* _Required action_
Filter the lines below, copying only those with the string "title".

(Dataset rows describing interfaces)

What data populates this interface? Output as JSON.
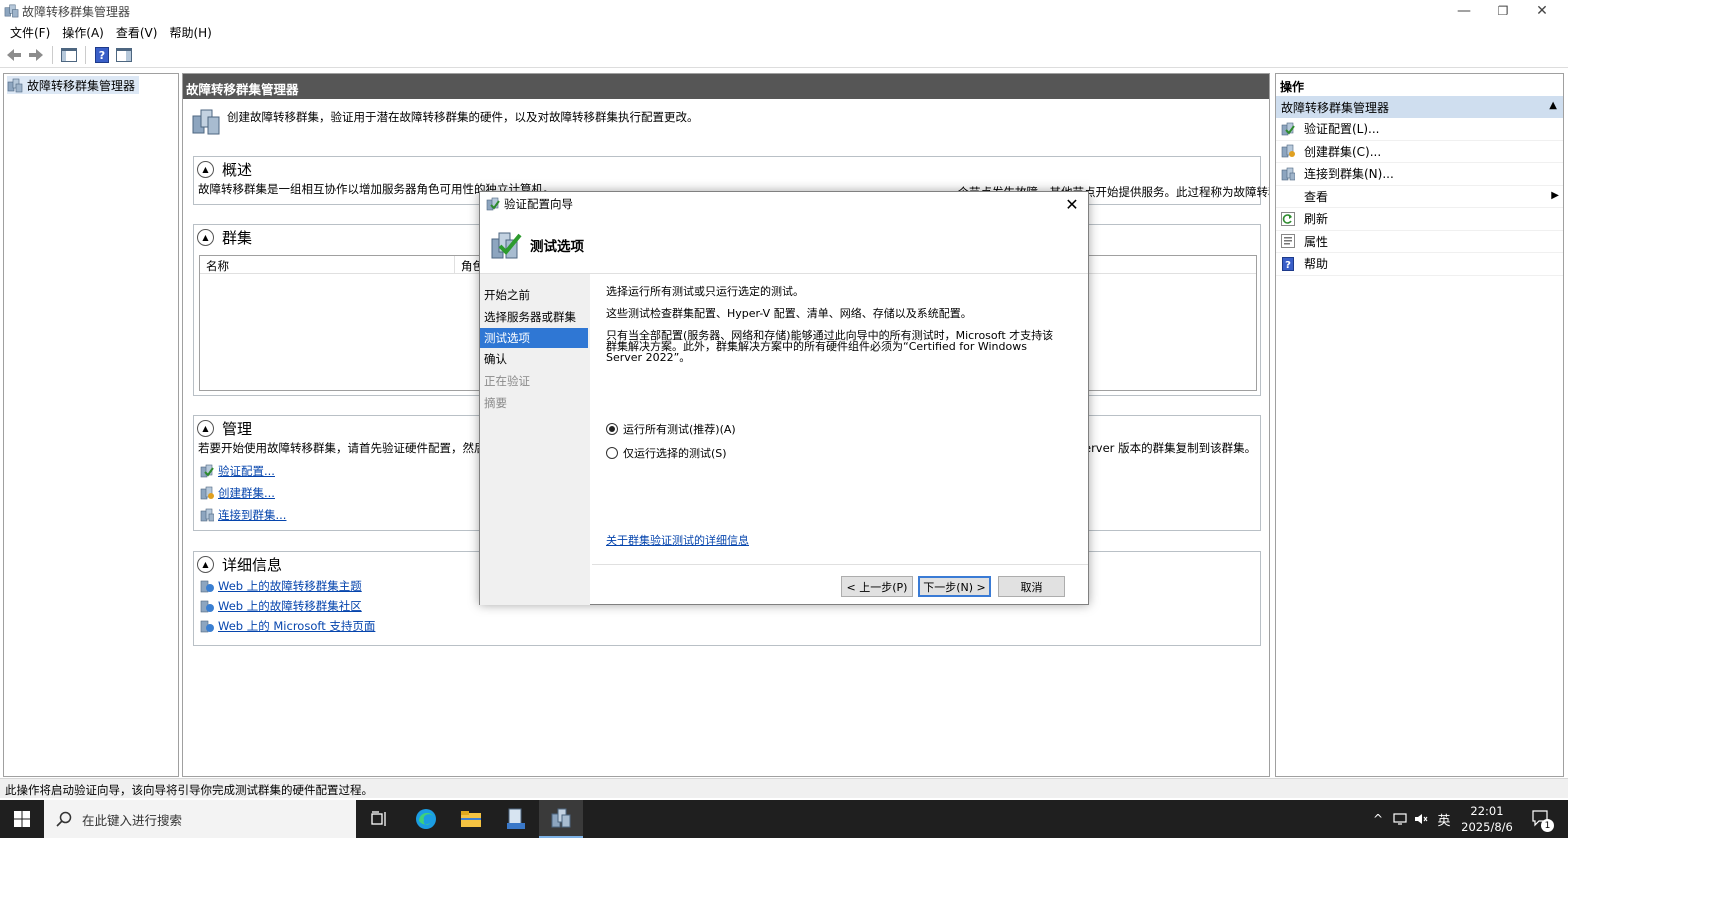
{
  "window": {
    "title": "故障转移群集管理器",
    "controls": {
      "minimize": "—",
      "restore": "❐",
      "close": "✕"
    }
  },
  "menu": [
    "文件(F)",
    "操作(A)",
    "查看(V)",
    "帮助(H)"
  ],
  "tree": {
    "root": "故障转移群集管理器"
  },
  "center": {
    "header": "故障转移群集管理器",
    "intro": "创建故障转移群集，验证用于潜在故障转移群集的硬件，以及对故障转移群集执行配置更改。",
    "overview": {
      "title": "概述",
      "text_left": "故障转移群集是一组相互协作以增加服务器角色可用性的独立计算机。",
      "text_right": "一个节点发生故障，其他节点开始提供服务。此过程称为故障转移。"
    },
    "clusters": {
      "title": "群集",
      "columns": [
        "名称",
        "角色"
      ]
    },
    "management": {
      "title": "管理",
      "text_left": "若要开始使用故障转移群集，请首先验证硬件配置，然后创",
      "text_right": "erver 版本的群集复制到该群集。",
      "links": [
        "验证配置...",
        "创建群集...",
        "连接到群集..."
      ]
    },
    "details": {
      "title": "详细信息",
      "links": [
        "Web 上的故障转移群集主题",
        "Web 上的故障转移群集社区",
        "Web 上的 Microsoft 支持页面"
      ]
    }
  },
  "actions": {
    "header": "操作",
    "subheader": "故障转移群集管理器",
    "items": [
      {
        "label": "验证配置(L)...",
        "icon": "validate-icon"
      },
      {
        "label": "创建群集(C)...",
        "icon": "create-cluster-icon"
      },
      {
        "label": "连接到群集(N)...",
        "icon": "connect-cluster-icon"
      },
      {
        "label": "查看",
        "icon": "none",
        "submenu": true
      },
      {
        "label": "刷新",
        "icon": "refresh-icon"
      },
      {
        "label": "属性",
        "icon": "properties-icon"
      },
      {
        "label": "帮助",
        "icon": "help-icon"
      }
    ]
  },
  "status": "此操作将启动验证向导，该向导将引导你完成测试群集的硬件配置过程。",
  "taskbar": {
    "search_placeholder": "在此键入进行搜索",
    "ime": "英",
    "time": "22:01",
    "date": "2025/8/6",
    "notification_count": "1"
  },
  "dialog": {
    "title": "验证配置向导",
    "heading": "测试选项",
    "nav": [
      {
        "label": "开始之前",
        "state": "normal"
      },
      {
        "label": "选择服务器或群集",
        "state": "normal"
      },
      {
        "label": "测试选项",
        "state": "current"
      },
      {
        "label": "确认",
        "state": "normal"
      },
      {
        "label": "正在验证",
        "state": "disabled"
      },
      {
        "label": "摘要",
        "state": "disabled"
      }
    ],
    "line1": "选择运行所有测试或只运行选定的测试。",
    "line2": "这些测试检查群集配置、Hyper-V 配置、清单、网络、存储以及系统配置。",
    "line3": "只有当全部配置(服务器、网络和存储)能够通过此向导中的所有测试时，Microsoft 才支持该\n群集解决方案。此外，群集解决方案中的所有硬件组件必须为“Certified for Windows\nServer 2022”。",
    "options": [
      {
        "label": "运行所有测试(推荐)(A)",
        "selected": true
      },
      {
        "label": "仅运行选择的测试(S)",
        "selected": false
      }
    ],
    "more_info_link": "关于群集验证测试的详细信息",
    "buttons": {
      "back": "< 上一步(P)",
      "next": "下一步(N) >",
      "cancel": "取消"
    },
    "colors": {
      "accent": "#2f77d4",
      "link": "#0645ad"
    }
  }
}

* _Reply to the task_
    "title": "故障转移群集管理器",
      "title": "概述",
      "title": "群集",
      "title": "管理",
      "title": "详细信息",
    "title": "验证配置向导",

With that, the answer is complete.